“No one is celebrating that in the richest city in the history of the world, with 58 billionaires, half of the charitable organizations have to turn people away.”
“While there is increasing hunger in New York City, the only reason we’re not experiencing a full-blown catastrophe is [that] federal programs, as implemented by the state, are working as designed,” he added.
Berg had to repeat that last part, “that’s right—you don’t get to say it very often—government programs are working as designed.”
More food stamps got to eligible New Yorkers this year. The number of New Yorkers taking advantage of the Supplemental Nutrition Assistance Program (SNAP, formerly known as the Food Stamp Program) rose from 200,000 in June 2009 to 1.7 million in September 2010. That translates to $458 million more in food costs covered by the federal government.
This dramatic increase in participation signals both rising need and better accessibility to SNAP, says Berg.
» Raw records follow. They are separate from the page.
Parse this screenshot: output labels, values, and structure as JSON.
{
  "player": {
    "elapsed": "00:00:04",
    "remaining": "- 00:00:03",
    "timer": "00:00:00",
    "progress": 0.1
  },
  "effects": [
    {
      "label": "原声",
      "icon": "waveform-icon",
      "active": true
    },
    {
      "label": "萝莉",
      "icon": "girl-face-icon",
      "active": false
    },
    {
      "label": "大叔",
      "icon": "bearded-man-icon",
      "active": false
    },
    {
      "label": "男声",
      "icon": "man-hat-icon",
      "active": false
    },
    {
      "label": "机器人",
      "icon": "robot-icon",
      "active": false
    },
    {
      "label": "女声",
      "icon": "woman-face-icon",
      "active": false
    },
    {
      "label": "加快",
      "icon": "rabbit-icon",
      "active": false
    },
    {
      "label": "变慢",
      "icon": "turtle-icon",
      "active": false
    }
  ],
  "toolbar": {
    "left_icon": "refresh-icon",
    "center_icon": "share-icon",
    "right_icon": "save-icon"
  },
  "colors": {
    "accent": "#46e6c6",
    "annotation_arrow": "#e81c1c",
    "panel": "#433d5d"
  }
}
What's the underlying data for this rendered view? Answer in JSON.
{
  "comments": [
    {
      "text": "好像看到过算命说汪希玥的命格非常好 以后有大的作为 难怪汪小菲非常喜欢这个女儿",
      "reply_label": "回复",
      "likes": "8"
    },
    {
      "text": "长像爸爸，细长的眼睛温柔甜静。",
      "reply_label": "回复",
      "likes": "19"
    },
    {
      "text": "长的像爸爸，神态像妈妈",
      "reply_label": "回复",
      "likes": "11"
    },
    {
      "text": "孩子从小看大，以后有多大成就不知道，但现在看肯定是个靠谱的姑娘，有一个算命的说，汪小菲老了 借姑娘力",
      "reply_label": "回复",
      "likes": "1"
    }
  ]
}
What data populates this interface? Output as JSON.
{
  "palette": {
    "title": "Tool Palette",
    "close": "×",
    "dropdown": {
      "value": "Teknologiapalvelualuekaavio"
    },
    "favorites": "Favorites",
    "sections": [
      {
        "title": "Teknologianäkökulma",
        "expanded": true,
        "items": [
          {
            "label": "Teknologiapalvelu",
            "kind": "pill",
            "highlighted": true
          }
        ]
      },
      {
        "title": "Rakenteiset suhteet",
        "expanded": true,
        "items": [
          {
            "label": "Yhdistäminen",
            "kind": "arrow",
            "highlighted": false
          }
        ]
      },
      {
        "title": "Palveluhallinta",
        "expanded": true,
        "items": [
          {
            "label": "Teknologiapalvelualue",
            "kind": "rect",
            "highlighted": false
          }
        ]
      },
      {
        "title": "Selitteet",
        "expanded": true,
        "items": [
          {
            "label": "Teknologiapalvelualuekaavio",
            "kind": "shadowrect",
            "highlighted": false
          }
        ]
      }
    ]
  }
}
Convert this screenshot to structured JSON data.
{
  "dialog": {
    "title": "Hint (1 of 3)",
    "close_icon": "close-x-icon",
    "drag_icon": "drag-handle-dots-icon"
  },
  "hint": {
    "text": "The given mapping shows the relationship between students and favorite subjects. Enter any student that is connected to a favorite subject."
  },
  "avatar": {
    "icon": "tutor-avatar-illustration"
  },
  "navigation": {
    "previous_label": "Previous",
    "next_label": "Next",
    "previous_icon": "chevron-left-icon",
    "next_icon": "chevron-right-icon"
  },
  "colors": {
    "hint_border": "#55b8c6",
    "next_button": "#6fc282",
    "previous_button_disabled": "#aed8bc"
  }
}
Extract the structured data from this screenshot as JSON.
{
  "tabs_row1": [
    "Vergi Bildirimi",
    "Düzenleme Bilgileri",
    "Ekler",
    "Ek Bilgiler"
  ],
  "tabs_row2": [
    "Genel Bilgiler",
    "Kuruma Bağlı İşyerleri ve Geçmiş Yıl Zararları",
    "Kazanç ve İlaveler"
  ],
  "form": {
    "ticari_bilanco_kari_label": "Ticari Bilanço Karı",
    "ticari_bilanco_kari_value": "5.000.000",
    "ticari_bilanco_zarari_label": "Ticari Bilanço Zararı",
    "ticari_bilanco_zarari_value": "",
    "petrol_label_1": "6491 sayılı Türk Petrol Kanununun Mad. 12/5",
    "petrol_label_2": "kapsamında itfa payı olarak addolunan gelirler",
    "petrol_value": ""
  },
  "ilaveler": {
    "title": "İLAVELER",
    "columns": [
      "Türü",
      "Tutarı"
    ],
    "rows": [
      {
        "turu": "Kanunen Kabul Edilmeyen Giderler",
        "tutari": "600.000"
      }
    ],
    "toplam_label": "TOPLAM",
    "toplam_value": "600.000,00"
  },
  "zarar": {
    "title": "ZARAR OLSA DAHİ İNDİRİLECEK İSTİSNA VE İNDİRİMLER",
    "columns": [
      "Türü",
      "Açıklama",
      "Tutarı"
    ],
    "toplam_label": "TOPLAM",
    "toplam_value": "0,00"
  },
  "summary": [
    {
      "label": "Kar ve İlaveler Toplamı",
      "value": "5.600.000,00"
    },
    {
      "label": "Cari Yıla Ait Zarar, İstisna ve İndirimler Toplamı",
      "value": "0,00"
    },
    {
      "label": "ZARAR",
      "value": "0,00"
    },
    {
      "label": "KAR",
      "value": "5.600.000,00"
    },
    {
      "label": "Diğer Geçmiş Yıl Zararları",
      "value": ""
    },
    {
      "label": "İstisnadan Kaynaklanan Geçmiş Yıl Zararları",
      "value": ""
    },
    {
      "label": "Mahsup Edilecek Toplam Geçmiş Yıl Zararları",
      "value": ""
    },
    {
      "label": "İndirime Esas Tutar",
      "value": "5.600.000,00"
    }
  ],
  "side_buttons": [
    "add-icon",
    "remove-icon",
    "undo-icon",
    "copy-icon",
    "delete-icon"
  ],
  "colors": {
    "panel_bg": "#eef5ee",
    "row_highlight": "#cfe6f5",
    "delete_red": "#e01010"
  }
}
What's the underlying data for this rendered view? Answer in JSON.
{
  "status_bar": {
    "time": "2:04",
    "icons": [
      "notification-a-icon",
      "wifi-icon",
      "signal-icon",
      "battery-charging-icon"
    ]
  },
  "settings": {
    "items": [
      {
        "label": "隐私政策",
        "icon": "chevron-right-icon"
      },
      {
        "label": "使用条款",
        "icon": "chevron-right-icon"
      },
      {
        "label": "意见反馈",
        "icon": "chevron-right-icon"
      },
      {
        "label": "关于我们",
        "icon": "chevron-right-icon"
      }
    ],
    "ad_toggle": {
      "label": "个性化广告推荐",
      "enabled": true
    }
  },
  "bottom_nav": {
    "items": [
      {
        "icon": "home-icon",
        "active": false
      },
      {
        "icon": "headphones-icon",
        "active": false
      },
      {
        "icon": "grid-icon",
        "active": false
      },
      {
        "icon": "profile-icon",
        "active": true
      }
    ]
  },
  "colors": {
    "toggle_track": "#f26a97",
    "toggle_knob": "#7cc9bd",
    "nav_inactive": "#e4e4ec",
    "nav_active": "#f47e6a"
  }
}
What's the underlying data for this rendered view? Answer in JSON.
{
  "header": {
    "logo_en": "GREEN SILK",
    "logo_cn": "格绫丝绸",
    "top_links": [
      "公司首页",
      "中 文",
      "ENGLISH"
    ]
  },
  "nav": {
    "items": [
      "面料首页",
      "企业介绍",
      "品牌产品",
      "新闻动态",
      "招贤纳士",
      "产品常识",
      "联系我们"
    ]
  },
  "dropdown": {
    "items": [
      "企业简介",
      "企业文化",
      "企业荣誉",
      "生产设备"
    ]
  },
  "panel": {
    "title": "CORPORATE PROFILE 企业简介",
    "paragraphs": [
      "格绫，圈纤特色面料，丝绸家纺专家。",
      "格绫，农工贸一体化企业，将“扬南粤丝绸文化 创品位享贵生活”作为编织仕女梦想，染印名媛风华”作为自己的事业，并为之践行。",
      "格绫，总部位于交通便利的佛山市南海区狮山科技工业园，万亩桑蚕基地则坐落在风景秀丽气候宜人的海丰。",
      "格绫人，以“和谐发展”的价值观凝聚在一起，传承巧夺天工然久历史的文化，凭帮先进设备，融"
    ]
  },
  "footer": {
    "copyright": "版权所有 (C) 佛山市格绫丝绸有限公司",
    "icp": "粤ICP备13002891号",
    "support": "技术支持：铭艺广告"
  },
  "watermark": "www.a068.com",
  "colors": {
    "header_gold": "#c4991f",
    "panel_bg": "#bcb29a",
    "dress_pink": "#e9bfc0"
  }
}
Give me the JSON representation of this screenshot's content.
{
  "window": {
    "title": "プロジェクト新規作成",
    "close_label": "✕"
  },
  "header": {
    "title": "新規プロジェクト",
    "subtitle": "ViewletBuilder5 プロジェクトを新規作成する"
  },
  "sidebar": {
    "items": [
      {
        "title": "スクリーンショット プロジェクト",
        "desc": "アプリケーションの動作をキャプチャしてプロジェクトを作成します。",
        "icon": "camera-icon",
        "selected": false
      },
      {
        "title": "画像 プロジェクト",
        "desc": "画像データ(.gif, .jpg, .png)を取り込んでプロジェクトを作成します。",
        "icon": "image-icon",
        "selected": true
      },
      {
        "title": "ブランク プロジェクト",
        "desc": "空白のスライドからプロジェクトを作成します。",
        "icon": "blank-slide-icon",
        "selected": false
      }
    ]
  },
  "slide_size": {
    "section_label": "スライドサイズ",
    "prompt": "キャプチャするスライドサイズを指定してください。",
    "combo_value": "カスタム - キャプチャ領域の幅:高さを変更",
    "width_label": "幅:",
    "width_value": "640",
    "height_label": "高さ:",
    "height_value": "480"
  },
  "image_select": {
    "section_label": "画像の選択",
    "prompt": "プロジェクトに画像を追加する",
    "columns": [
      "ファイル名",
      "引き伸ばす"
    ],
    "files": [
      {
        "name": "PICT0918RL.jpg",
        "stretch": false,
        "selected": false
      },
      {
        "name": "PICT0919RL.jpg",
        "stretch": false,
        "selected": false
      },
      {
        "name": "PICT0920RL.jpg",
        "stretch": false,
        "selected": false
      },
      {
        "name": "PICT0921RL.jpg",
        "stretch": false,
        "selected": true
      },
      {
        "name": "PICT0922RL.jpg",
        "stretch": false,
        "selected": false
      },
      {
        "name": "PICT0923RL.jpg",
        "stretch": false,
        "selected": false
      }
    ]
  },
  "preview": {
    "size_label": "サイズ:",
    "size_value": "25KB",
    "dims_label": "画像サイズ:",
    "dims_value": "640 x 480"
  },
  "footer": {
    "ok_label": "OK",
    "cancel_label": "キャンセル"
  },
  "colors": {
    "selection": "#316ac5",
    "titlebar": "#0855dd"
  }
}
While SNAP has improved, it has a long way to go say advocates. City Council Speaker Christine Quinn called for an end to fingerprinting applicants in a speech delivered at the Food and Finance High School in Clinton on Monday.
“Research indicates that fingerprinting deters nearly 30,000 eligible New Yorkers from signing up [to SNAP],” said Quinn. “Now is the time for us to decriminalize hunger!” she declared.
Congressman Anthony Wiener says SNAP tables should be set up at soup kitchens to make food stamps readily available to those in need. He calls for grants to increase SNAP participation in cities where the participation rate is 85 percent or lower among eligible citizens.